(Web page and app entries)
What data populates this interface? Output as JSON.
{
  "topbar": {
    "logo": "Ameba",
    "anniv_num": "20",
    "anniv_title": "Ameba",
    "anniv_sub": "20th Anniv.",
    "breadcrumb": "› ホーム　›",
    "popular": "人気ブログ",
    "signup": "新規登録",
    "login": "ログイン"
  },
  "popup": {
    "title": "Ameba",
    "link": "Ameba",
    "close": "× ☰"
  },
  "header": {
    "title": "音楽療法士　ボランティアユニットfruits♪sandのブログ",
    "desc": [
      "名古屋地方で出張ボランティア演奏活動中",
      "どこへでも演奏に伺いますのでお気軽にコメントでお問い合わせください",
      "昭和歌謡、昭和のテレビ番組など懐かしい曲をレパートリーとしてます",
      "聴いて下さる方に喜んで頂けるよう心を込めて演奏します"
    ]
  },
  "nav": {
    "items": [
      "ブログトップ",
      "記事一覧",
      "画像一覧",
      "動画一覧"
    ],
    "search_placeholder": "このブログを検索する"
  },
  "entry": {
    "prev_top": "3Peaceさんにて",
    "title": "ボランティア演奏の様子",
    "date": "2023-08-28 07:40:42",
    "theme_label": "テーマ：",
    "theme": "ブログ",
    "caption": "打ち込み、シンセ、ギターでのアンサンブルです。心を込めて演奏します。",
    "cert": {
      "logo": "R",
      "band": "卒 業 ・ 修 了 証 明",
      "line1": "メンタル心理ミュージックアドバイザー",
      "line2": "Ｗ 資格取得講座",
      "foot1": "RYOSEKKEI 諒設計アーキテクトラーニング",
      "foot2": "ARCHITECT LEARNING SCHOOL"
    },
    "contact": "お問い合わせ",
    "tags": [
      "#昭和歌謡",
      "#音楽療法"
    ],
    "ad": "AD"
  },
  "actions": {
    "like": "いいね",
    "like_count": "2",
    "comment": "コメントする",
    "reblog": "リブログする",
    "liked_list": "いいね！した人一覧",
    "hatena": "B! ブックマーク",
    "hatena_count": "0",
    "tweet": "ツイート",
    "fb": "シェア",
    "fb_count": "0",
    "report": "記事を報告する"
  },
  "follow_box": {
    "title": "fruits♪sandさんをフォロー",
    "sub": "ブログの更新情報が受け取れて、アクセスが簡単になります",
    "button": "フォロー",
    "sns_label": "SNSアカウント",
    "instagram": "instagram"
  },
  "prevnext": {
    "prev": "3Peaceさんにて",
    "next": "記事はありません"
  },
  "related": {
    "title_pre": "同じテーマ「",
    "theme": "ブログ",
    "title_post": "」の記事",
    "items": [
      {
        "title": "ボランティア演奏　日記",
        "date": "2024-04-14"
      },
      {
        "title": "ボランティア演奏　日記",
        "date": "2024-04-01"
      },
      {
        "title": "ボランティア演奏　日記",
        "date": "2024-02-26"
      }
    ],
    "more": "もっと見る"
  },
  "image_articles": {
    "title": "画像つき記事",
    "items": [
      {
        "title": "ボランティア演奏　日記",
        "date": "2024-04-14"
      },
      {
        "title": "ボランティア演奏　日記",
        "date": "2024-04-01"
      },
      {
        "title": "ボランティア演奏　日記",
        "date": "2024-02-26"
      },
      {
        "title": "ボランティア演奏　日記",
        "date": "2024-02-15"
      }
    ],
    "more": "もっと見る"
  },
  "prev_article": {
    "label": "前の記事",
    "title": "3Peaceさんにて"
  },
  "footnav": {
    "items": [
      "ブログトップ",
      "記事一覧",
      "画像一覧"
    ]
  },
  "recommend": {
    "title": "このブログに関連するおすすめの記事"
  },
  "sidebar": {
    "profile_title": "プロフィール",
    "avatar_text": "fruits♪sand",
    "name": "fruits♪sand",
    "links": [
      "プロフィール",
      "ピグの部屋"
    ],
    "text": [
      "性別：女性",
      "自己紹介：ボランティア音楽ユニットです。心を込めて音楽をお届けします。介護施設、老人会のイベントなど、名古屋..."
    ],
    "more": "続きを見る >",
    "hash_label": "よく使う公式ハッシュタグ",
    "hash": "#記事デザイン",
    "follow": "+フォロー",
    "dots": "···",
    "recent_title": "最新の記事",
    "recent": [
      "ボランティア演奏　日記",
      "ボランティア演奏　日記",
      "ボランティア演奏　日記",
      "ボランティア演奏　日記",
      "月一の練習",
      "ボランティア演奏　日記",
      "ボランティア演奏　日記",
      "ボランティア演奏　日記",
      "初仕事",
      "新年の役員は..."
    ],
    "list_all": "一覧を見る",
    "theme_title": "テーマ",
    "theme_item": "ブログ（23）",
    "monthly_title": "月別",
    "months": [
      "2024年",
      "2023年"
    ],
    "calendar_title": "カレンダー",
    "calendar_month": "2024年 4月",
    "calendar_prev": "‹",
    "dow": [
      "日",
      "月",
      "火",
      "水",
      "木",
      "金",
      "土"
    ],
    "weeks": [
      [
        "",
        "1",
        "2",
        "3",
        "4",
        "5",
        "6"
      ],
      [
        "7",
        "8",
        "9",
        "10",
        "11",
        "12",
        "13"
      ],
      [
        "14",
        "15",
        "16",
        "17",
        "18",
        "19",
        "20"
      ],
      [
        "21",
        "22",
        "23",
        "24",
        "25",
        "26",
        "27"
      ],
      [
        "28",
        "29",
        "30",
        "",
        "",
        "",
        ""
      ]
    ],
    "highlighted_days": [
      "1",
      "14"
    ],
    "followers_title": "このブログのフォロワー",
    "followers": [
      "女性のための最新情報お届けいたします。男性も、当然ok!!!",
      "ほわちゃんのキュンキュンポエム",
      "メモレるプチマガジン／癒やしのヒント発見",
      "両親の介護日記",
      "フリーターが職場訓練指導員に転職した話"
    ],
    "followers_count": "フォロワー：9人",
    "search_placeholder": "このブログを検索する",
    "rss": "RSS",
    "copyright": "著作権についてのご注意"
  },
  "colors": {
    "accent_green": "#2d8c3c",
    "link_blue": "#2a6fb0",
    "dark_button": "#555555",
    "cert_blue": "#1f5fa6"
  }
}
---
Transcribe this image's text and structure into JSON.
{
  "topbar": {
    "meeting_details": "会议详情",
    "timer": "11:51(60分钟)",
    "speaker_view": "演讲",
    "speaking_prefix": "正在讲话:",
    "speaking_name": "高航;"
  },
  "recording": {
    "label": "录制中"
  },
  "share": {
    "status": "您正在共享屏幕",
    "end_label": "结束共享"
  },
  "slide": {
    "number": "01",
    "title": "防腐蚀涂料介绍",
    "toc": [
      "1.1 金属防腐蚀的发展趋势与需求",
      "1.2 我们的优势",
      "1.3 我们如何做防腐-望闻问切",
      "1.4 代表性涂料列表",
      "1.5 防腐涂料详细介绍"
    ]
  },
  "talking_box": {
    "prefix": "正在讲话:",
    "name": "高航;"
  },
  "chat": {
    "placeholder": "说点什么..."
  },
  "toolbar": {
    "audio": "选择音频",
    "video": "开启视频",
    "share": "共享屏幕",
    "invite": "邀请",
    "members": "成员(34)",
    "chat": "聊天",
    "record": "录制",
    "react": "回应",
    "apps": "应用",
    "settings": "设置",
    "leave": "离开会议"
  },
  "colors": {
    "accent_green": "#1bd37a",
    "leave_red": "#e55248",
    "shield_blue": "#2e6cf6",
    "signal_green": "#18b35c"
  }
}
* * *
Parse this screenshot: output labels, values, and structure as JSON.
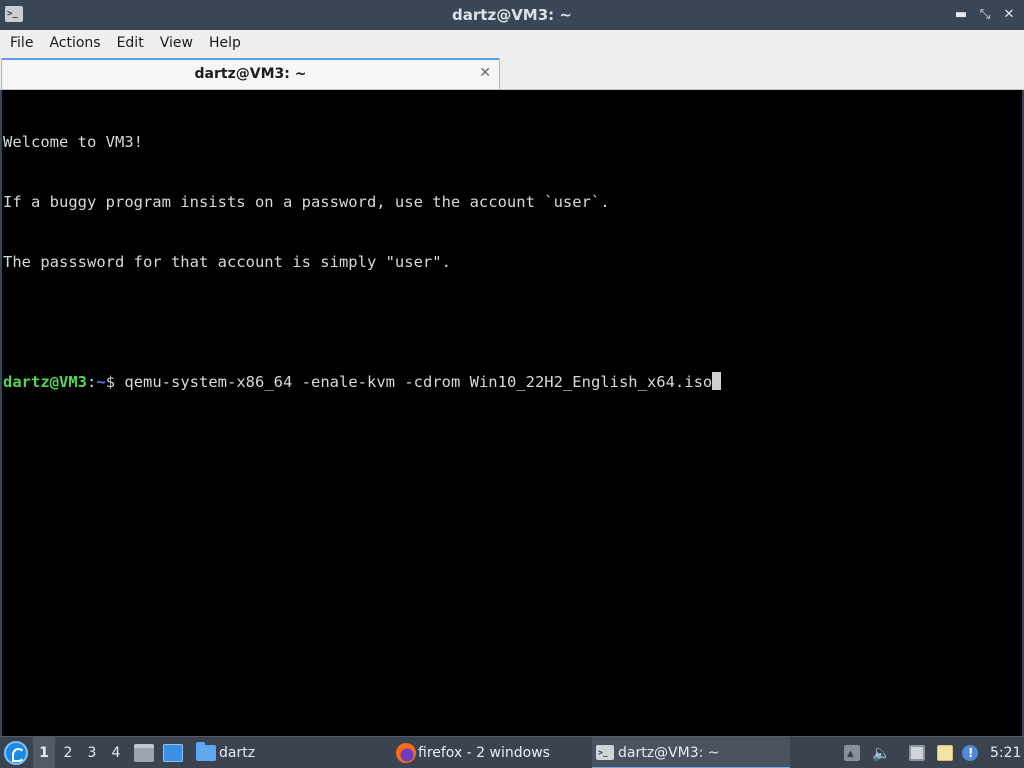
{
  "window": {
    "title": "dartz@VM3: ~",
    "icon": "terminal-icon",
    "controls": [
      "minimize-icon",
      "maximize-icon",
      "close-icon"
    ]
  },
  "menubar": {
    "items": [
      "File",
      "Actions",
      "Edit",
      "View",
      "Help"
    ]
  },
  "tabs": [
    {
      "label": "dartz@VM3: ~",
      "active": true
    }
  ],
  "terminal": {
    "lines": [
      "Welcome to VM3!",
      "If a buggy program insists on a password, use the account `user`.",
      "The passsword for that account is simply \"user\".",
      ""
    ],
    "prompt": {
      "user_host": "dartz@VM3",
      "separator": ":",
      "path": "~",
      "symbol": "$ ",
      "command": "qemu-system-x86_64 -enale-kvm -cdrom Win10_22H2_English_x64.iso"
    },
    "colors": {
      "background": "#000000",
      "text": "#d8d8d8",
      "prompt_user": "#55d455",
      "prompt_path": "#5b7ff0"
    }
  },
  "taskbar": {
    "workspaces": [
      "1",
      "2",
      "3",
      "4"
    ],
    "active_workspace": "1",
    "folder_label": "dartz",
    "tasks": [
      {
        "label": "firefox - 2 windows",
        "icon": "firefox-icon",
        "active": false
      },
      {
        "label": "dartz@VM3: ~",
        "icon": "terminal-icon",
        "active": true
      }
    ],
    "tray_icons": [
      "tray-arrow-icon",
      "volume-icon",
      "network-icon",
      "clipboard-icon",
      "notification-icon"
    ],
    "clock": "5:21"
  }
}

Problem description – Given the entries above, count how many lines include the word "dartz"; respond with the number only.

Written answer – 5